The other major difference is that Mumbai's art deco heritage is very much part of its contemporary cultural fabric, with most of the mansions having residents whose families have lived there for generations (a few are original movie halls). In Miami, though, I see only hotels – perhaps because the neighbourhood is swanky and expensive, or perhaps because only commercial establishments can afford their upkeep.
Our first stop is in front of the sleek Congress Hotel, which has just three levels and is perfectly symmetrical on either side of its central marquee; again, classic art deco rules. Julie points out notable elements such as the “eyebrows” over the windows (for shade from the sun and rain) and the wavy lines of blue running along the top. She says this hotel was once the favourite haunt of bootleggers and mobsters who loved Miami for its fabulous weather and seaside location, which came in handy for smuggling.
Other hotels such as the Leslie and the Carlyle have similar designs; the former emits a sunny Mediterranean vibe with its lemon yellow paint and the swaying palm trees out front, while the latter has served as the location for popular movies such as Scarface and The Birdcage. Down the road, Cavalier sports a more elaborate facade, with colourful stucco work in earthy shades of brown and blue.
For most tourists, though, the showstopper is Villa Casa Casuarina, more commonly known as the Versace Mansion. In the midst of all the art deco splendour, this mansion of a vaguely Spanish architectural style – think sloping roof and arched entrance – looks nondescript from the outside. But those with an eye for celebrity news know that Gianni Versace lived here for a few years before he was shot dead on the property’s steps in 1997 (not to mention that luminaries like Elton John and Madonna stayed here on several occasions during Versace’s time). “Not very art deco, but very South Beach,” Julie says of this mansion. As we talk, I can see hopefuls with cameras, waiting for a glimpse of anyone even remotely famous staying inside what is now an exclusive luxury hotel.

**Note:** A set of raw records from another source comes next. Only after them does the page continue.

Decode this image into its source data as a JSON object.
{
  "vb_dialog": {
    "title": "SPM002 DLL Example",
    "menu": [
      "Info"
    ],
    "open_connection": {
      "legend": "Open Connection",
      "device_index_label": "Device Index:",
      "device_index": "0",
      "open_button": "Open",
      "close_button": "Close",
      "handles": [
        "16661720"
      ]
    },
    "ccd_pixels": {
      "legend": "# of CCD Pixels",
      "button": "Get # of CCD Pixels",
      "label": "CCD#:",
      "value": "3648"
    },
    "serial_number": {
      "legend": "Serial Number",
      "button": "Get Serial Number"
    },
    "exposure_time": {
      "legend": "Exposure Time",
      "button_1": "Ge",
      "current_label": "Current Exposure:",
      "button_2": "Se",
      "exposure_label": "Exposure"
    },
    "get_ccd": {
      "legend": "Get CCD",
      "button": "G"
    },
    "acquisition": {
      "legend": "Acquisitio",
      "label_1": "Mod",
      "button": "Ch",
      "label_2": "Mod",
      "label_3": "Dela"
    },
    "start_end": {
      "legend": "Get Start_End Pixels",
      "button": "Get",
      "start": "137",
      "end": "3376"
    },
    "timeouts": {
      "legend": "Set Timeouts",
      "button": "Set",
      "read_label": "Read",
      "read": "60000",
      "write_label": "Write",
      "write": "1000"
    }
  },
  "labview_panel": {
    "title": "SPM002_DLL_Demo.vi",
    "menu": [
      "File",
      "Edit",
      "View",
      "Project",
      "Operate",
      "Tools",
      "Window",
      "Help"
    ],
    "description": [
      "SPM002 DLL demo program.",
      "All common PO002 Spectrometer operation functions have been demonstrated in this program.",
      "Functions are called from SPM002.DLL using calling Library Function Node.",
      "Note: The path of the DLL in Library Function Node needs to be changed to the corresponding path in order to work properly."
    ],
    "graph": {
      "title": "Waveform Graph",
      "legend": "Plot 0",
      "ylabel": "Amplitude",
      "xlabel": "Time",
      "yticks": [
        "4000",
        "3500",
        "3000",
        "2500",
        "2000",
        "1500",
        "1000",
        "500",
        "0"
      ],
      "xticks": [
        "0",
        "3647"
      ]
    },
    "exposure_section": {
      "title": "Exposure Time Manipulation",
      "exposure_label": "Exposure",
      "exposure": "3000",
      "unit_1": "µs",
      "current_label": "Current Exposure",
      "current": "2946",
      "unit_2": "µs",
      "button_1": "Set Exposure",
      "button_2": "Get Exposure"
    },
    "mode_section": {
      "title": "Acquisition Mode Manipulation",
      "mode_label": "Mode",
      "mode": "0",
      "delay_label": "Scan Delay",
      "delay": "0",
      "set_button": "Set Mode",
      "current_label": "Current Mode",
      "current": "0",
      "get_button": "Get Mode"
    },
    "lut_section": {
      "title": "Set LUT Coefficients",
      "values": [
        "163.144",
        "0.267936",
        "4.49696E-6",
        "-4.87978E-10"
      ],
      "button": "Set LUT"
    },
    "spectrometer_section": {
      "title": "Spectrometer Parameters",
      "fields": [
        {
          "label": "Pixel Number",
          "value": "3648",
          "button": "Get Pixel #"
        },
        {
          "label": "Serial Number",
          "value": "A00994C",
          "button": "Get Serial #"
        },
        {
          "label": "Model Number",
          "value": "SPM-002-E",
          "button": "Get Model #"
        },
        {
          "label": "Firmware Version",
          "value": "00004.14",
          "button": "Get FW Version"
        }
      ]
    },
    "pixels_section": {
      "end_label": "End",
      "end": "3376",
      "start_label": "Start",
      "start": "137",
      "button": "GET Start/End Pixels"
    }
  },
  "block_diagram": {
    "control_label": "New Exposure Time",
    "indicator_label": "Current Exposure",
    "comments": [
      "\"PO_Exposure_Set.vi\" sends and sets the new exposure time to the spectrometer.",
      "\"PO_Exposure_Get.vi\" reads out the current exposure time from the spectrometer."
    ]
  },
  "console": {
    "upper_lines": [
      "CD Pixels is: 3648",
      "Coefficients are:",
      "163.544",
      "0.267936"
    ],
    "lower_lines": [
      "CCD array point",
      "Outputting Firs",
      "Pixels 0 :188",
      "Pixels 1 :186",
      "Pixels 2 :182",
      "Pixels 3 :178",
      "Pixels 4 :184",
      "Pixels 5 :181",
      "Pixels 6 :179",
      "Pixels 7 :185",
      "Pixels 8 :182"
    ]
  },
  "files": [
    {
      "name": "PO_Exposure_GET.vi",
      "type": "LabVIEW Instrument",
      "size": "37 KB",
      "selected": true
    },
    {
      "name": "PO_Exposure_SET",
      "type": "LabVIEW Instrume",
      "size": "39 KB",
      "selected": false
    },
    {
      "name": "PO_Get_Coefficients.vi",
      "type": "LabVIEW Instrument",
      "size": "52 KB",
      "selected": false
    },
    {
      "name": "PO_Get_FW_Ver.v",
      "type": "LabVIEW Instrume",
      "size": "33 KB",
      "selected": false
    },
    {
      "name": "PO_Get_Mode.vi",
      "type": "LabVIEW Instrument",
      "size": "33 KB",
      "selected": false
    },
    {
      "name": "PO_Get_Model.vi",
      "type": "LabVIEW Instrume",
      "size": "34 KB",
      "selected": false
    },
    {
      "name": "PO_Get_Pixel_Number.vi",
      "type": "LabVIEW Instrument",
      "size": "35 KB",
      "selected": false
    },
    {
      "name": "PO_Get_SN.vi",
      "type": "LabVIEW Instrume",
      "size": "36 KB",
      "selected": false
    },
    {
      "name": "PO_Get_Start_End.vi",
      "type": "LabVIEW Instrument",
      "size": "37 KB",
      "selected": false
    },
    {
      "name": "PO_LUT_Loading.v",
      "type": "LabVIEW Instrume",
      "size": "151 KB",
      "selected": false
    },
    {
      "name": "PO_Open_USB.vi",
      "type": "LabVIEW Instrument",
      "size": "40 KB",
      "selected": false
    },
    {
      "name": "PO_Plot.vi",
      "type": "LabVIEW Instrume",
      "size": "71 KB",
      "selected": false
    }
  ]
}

We see countless buildings that boast remarkable art deco elements both inside and out, and the names – the Netherland, the Webster, Winter Haven – are just as catchy as the images. As we walk another block, zipping in and out of hotel lobbies to admire the design, Julie's pride in the city's architectural heritage becomes more and more evident. And rightly so, for what is Miami without these sparkling treasures?